Kleintop points to the net cash inflows into exchange traded funds (called ETFs) that invest in stocks. He says, “Surprising many, passive ETFs have seen solid net inflows during March as the bear market took hold, according to daily ETF data tracked by Bloomberg.” He adds, “Passive ETFs tend to be favored by long-term individual investors.” So, according to Kleintop, more individual investors are buying rather than selling during the downturn, thus providing a stabilizing force for the market.


Figure 2. Monthly net cash flows to passive stock ETFs and stock market performance

Figure 2. Monthly net cash flows to passive stock ETFs and stock market performance
Source: Schwab Market Commentary Timely, “Who Fueled the Fastest Bear Market Ever?” By Jeffrey Kleintop, Chief Global Investment Strategist, March 16, 2020. Bloomberg data as of 3/14/2020.


Perspective on the Stock Market

U.S. stock market declined over 25% from the high point on February 19, 2020. There have been seven other such declines in the market since the early 1960s. History tells us that falling prices created the opportunity for favorable medium- to longer-term results.
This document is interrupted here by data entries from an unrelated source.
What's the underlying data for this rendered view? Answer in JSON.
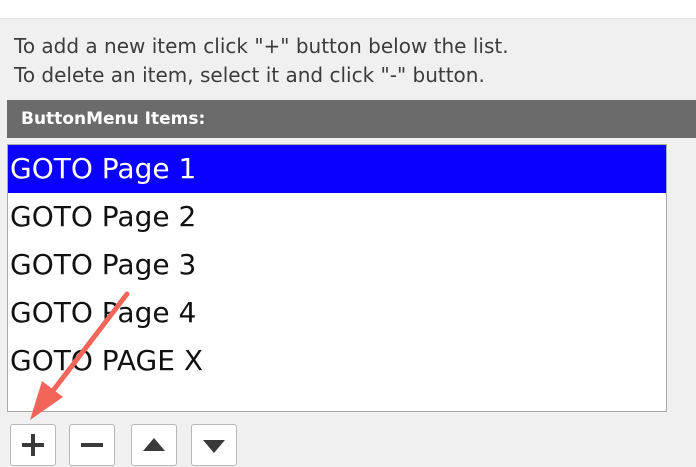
{
  "instructions": {
    "line1": "To add a new item click \"+\" button below the list.",
    "line2": "To delete an item, select it and click \"-\" button."
  },
  "list": {
    "header": "ButtonMenu Items:",
    "items": [
      {
        "label": "GOTO Page 1",
        "selected": true
      },
      {
        "label": "GOTO Page 2",
        "selected": false
      },
      {
        "label": "GOTO Page 3",
        "selected": false
      },
      {
        "label": "GOTO Page 4",
        "selected": false
      },
      {
        "label": "GOTO PAGE X",
        "selected": false
      }
    ]
  },
  "toolbar": {
    "buttons": [
      {
        "icon": "plus-icon"
      },
      {
        "icon": "minus-icon"
      },
      {
        "icon": "move-up-icon"
      },
      {
        "icon": "move-down-icon"
      }
    ]
  },
  "colors": {
    "selection": "#0a00ff",
    "header_bg": "#6b6b6b",
    "annotation_arrow": "#f2665a"
  }
}
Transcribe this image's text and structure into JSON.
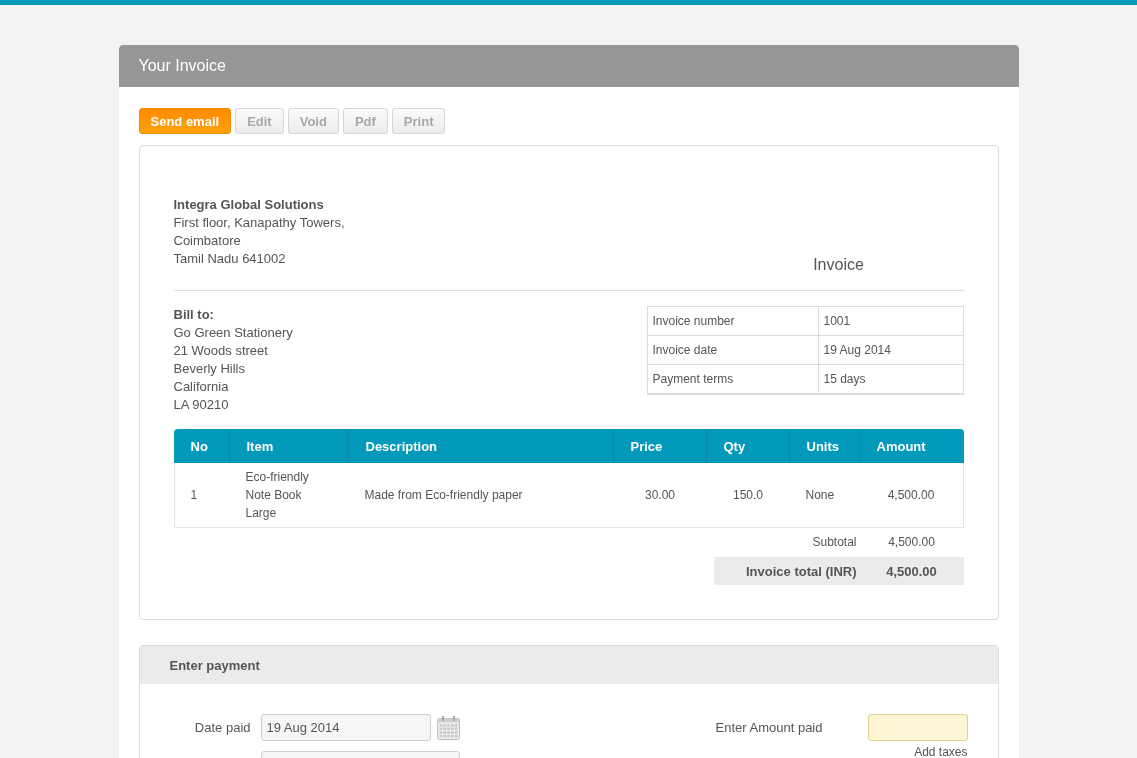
{
  "window": {
    "title": "Your Invoice"
  },
  "toolbar": [
    {
      "label": "Send email",
      "kind": "primary"
    },
    {
      "label": "Edit",
      "kind": "secondary"
    },
    {
      "label": "Void",
      "kind": "secondary"
    },
    {
      "label": "Pdf",
      "kind": "secondary"
    },
    {
      "label": "Print",
      "kind": "secondary"
    }
  ],
  "invoice": {
    "company": {
      "name": "Integra Global Solutions",
      "address": [
        "First floor, Kanapathy Towers,",
        "Coimbatore",
        "Tamil Nadu 641002"
      ]
    },
    "heading": "Invoice",
    "bill_to": {
      "label": "Bill to:",
      "lines": [
        "Go Green Stationery",
        "21 Woods street",
        "Beverly Hills",
        "California",
        "LA 90210"
      ]
    },
    "details": [
      {
        "label": "Invoice number",
        "value": "1001"
      },
      {
        "label": "Invoice date",
        "value": "19 Aug 2014"
      },
      {
        "label": "Payment terms",
        "value": "15 days"
      }
    ],
    "items": {
      "columns": [
        {
          "label": "No",
          "kind": "text"
        },
        {
          "label": "Item",
          "kind": "text"
        },
        {
          "label": "Description",
          "kind": "text"
        },
        {
          "label": "Price",
          "kind": "number"
        },
        {
          "label": "Qty",
          "kind": "number"
        },
        {
          "label": "Units",
          "kind": "text"
        },
        {
          "label": "Amount",
          "kind": "number"
        }
      ],
      "rows": [
        {
          "cells": [
            "1",
            "Eco-friendly\nNote Book\nLarge",
            "Made from Eco-friendly paper",
            "30.00",
            "150.0",
            "None",
            "4,500.00"
          ]
        }
      ]
    },
    "subtotal": {
      "label": "Subtotal",
      "value": "4,500.00"
    },
    "total": {
      "label": "Invoice total (INR)",
      "value": "4,500.00"
    }
  },
  "payment": {
    "title": "Enter payment",
    "left_fields": [
      {
        "kind": "date",
        "label": "Date paid",
        "value": "19 Aug 2014"
      },
      {
        "kind": "text"
      }
    ],
    "amount": {
      "label": "Enter Amount paid"
    },
    "add_taxes": "Add taxes"
  }
}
In times like this, the key is to focus on the future while holding onto lessons from that past that tell us the current market decline is likely sowing the seeds for future strong returns.


Figure 3. What happened after the market fell 25%

Figure 3. What happened after the market fell 25%
Source: Litman Gregory Portfolio Strategies, “Overcoming Panic in Volatile Markets,” by Litman Gregory Investment Team, March 17, 2020. Litman Gregory Analytics, LLC

To Recap:

  • The U.S. economy is surely heading into a recession due to the shut-down of schools, many businesses and the limitation on human interaction. However, one economist forecasts that this could turn out to be among the shortest recessions in our history.
     
  • Despite falling stock prices, long-term individual investors have been buying, not selling stocks. Cash flows for broad based stock funds have seen net inflows during the market downturn.
     
  • U.S. stock market has reached bear market levels in a record short period of time. History shows that markets have recovered and rewarded patient investors over the five-year and ten-year periods following the bear market.

 

I hope you found these three perspectives interesting and helpful. I remain confident and optimistic that we’re going to get through this together. The HearthStone team and I are here for you and ready to talk with you on the phone at any time.

Call 858.792.9122 or email info@hearthstoneinc.com

 

Paul Hynes, CFP®
President and CEO


The following articles were used as sources for this report:

Vanguard Expert Perspective, “A Sharp Contraction, Then An Upswing,” by Joe Davis, Global Chief Economist, March 22, 2020, found here.

Schwab Market Commentary Timely, “Who Fueled the Fastest Bear Market Ever?” By Jeffrey Kleintop, Chief Global Investment Strategist, March 16, 2020, found here.

Litman Gregory Portfolio Strategies, “Overcoming Panic in Volatile Markets,” by Litman Gregory Investment Team, March 17, 2020, found here.